January 23, 2019
Filling the Frame – Composition Part 5
Make the subject of your photo front and centre by filling the frame
In last week’s post, we looked at how using negative space can draw the viewers’ attention to the subject. In contrast, this week, we are going to look at filling the frame with the subject. This puts the viewer in no doubt what you want them to look at as it is the only thing in the frame!
Filling the frame in an abstract way
One way of filling the frame is to create an abstract image. As photographers, we should try and tell a story. In my Switch to Manual workshop, we walk down the Royal Mile in Edinburgh. Part of the story of this street is the shops selling different tartans. A straight image of the shop would be dull. By pointing downwards and capturing the tartan scarves wrapped into circles we create an interesting abstract image.
Filling the frame in an organised way
The next image is similar to one you may when ordering from a takeaway food app. They are trying to encourage you to buy a tasty meal from them. Filling the frame with a nice looking pizza is going to do the job. Creating some order to the frame being filled makes it even more appealing.
Filling the frame in an odd way

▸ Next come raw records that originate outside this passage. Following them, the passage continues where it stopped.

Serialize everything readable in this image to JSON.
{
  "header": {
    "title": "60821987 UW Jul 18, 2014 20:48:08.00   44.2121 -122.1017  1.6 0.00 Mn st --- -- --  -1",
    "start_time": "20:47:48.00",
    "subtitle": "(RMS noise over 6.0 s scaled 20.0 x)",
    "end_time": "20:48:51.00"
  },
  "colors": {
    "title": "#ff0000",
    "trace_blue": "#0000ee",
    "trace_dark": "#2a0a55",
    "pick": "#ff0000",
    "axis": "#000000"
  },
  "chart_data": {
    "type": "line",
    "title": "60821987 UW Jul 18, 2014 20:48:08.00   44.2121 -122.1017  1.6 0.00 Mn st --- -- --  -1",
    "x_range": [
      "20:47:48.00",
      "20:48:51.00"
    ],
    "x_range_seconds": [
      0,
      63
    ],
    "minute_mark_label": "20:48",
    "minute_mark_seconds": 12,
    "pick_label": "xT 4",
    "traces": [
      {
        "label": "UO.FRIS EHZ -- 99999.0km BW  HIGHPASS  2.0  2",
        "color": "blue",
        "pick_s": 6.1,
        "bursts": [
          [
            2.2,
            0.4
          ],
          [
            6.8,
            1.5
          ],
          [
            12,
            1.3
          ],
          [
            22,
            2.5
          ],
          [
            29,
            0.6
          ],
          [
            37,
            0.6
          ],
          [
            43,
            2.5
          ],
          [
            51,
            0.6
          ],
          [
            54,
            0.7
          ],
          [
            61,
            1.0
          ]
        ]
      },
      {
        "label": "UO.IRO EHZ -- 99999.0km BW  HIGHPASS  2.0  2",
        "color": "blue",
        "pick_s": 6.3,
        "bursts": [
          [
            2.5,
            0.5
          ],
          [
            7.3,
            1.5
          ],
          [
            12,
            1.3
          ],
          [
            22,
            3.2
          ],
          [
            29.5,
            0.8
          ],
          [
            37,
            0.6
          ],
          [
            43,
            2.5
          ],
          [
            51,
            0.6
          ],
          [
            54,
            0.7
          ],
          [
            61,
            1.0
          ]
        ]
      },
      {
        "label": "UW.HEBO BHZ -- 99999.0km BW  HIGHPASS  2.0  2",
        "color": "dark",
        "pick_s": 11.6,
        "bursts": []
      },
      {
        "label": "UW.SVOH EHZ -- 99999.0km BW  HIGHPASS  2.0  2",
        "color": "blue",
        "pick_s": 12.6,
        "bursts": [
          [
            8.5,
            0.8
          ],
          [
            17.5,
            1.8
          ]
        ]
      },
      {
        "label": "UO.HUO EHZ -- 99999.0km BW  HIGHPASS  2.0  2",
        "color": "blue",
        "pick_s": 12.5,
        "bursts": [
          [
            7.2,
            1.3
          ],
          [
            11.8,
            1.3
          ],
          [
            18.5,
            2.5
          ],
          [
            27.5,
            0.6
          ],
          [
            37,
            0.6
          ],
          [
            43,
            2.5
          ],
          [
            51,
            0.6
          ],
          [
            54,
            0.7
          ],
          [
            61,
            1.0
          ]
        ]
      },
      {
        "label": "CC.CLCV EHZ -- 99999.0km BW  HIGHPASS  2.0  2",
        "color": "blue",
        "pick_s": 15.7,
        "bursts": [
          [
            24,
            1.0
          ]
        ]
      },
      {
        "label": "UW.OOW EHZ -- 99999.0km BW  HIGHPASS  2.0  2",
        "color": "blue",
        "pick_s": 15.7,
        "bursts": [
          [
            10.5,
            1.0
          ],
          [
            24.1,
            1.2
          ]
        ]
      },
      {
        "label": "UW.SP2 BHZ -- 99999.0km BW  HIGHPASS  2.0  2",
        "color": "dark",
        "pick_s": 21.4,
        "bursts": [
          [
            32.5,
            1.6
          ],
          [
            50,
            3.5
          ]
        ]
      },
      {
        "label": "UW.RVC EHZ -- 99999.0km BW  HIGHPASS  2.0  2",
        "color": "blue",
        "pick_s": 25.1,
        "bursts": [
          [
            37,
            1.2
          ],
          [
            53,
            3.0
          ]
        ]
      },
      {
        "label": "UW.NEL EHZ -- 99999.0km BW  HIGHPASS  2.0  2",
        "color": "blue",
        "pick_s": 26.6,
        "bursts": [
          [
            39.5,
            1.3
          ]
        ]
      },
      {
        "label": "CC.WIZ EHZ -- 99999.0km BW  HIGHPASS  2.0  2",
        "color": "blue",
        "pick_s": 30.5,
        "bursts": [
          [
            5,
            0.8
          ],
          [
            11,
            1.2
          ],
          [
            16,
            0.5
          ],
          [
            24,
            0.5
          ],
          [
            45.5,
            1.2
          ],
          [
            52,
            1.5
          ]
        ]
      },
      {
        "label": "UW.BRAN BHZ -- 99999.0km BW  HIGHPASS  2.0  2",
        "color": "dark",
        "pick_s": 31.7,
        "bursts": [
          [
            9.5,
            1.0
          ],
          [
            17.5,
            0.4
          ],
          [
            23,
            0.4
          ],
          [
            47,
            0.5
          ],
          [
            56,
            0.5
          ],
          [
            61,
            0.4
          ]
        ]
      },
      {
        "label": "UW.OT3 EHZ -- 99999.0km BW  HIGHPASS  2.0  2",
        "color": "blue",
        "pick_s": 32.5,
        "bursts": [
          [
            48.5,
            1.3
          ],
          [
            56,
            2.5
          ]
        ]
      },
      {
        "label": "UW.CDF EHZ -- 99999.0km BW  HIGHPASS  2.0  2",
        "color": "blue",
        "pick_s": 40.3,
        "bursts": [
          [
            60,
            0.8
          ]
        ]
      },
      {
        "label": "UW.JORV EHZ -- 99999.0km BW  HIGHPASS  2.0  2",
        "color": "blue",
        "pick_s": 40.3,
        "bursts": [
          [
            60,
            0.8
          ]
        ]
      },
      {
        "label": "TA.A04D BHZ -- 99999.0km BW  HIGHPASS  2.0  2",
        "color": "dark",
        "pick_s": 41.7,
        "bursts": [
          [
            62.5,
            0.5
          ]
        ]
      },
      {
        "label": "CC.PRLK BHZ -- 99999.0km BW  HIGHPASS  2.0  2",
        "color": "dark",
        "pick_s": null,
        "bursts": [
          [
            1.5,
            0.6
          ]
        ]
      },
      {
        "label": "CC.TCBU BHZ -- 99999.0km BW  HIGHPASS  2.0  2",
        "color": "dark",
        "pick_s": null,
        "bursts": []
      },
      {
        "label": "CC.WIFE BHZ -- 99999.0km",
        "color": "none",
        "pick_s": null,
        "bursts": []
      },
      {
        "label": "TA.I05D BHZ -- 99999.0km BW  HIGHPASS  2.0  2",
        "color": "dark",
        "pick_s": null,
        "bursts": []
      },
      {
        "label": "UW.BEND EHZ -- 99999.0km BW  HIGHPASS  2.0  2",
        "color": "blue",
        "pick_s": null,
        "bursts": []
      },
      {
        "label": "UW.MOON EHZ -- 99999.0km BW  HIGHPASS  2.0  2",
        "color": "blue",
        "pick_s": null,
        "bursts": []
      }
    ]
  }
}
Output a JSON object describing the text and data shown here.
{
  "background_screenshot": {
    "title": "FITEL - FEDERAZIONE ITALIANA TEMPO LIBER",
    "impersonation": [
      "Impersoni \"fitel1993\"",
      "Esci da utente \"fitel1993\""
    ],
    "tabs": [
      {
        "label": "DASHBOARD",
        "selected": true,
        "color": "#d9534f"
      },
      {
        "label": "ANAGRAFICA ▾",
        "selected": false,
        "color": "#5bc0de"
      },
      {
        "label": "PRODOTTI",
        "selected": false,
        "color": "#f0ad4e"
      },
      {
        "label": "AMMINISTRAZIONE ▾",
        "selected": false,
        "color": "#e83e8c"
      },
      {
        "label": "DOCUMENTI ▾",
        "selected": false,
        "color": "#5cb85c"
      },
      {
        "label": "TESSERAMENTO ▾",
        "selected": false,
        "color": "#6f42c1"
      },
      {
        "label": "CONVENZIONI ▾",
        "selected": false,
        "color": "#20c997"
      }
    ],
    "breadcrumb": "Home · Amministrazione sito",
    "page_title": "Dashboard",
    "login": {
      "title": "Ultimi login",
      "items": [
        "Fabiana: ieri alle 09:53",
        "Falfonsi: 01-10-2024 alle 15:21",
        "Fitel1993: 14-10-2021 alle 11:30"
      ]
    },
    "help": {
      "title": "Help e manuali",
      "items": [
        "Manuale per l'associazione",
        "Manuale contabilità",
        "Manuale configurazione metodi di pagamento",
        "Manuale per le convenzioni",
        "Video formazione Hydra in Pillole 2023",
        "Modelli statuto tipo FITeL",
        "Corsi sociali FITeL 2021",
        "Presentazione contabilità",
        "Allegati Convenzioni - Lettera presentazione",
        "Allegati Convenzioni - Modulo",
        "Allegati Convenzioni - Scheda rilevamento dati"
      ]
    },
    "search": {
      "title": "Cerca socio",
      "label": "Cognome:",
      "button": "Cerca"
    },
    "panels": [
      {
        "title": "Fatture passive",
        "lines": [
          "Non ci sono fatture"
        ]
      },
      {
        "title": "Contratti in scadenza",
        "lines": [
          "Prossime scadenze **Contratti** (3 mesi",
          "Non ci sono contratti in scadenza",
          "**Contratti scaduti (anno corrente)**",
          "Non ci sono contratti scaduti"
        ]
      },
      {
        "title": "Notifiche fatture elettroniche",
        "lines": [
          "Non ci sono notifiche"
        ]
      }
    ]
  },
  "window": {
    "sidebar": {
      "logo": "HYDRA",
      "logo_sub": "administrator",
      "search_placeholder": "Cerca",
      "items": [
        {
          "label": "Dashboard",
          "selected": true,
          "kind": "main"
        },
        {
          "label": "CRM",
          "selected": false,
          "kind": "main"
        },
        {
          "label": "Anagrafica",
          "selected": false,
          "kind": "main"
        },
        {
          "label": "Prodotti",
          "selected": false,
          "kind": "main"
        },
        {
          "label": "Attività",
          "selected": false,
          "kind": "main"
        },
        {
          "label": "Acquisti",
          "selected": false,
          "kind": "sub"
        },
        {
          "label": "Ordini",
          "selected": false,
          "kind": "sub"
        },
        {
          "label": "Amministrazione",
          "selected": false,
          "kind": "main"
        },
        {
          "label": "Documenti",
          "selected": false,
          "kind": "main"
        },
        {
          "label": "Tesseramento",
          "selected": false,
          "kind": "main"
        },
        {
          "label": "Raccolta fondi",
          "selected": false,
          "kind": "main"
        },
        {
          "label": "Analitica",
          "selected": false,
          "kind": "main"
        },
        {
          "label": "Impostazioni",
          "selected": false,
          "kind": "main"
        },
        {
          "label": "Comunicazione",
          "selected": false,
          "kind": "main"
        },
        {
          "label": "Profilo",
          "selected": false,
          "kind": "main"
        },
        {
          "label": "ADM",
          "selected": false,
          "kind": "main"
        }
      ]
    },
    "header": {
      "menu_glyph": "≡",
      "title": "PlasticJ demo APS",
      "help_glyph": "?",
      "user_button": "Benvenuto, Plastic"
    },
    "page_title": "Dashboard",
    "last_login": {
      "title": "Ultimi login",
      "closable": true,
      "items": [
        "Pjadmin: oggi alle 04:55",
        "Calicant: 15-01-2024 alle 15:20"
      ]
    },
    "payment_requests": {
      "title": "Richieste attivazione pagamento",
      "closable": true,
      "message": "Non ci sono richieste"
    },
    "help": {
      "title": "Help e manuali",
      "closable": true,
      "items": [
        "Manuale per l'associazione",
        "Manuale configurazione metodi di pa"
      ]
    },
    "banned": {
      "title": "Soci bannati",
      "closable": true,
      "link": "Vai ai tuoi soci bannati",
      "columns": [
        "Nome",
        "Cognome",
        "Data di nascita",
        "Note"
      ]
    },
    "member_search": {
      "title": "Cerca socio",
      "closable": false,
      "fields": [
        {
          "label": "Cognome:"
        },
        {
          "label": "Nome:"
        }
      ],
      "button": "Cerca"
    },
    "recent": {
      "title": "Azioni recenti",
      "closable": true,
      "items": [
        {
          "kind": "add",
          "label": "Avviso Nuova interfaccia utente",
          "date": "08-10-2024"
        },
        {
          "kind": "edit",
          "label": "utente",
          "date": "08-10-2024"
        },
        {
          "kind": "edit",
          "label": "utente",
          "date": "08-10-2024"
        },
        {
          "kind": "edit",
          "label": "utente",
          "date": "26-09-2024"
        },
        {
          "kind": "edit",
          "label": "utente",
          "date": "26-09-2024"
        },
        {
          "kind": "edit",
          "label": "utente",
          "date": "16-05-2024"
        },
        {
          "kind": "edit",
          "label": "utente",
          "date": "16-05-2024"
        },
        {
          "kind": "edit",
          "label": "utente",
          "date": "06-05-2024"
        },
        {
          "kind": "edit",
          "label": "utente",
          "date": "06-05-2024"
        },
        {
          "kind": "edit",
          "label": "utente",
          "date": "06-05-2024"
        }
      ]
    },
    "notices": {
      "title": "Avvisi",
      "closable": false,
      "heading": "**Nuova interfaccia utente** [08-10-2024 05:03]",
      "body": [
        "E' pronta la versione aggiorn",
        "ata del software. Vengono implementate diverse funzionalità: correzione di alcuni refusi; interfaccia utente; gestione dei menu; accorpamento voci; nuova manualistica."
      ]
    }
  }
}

In this final image for this weeks’ post, we again feature the Scottish Parliament building. In contrast to last week where we purposely introduced space, this time we fill the frame with the contemplation pods. However, this time we have used a technique that makes the image more attractive to the viewer. We like to see things in odd numbers. By making the image three ‘windows’ wide it feels nice and balanced. If we had just used two or four windows it would feel less so. Odd numbers are the way to go when composing to fill a frame.
As we have looked at these composition techniques you should always think of each one is a tool to aid the photograph. Not every image has to hit the rule of thirds. You don’t always have to leave negative space or fill the frame – indeed these are contradictory. Try out different techniques and see which work best for a particular scene. Why not join our monthly newsletter where we set a challenge each month which will allow you to try out different composition techniques?